(TASK INSTRUCTIONS): Take the entries below and retype them exactly.

___ MATERIAL SHOWN ___

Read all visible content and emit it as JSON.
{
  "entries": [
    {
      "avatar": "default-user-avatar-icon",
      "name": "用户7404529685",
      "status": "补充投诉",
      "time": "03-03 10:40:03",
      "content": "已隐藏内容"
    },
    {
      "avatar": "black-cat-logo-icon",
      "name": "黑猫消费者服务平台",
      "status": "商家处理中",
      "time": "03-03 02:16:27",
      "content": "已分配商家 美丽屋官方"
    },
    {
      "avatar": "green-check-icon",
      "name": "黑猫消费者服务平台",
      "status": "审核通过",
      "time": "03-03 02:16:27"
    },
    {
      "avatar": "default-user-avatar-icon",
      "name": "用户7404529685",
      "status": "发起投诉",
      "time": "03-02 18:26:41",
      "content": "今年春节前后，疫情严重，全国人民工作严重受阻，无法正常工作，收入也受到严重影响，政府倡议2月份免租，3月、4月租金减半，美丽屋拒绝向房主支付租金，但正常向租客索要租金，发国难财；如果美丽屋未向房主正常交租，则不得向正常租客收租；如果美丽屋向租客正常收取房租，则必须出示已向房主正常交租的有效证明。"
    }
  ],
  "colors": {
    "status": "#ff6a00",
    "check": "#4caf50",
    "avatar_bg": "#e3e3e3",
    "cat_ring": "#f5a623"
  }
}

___

(WRITTEN ANSWER):
Read all visible content and emit it as JSON.
{
  "entries": [
    {
      "avatar": "default-user-avatar-icon",
      "name": "用户7404529685",
      "status": "补充投诉",
      "time": "03-03 10:40:03",
      "content": "已隐藏内容"
    },
    {
      "avatar": "black-cat-logo-icon",
      "name": "黑猫消费者服务平台",
      "status": "商家处理中",
      "time": "03-03 02:16:27",
      "content": "已分配商家 美丽屋官方"
    },
    {
      "avatar": "green-check-icon",
      "name": "黑猫消费者服务平台",
      "status": "审核通过",
      "time": "03-03 02:16:27"
    },
    {
      "avatar": "default-user-avatar-icon",
      "name": "用户7404529685",
      "status": "发起投诉",
      "time": "03-02 18:26:41",
      "content": "今年春节前后，疫情严重，全国人民工作严重受阻，无法正常工作，收入也受到严重影响，政府倡议2月份免租，3月、4月租金减半，美丽屋拒绝向房主支付租金，但正常向租客索要租金，发国难财；如果美丽屋未向房主正常交租，则不得向正常租客收租；如果美丽屋向租客正常收取房租，则必须出示已向房主正常交租的有效证明。"
    }
  ],
  "colors": {
    "status": "#ff6a00",
    "check": "#4caf50",
    "avatar_bg": "#e3e3e3",
    "cat_ring": "#f5a623"
  }
}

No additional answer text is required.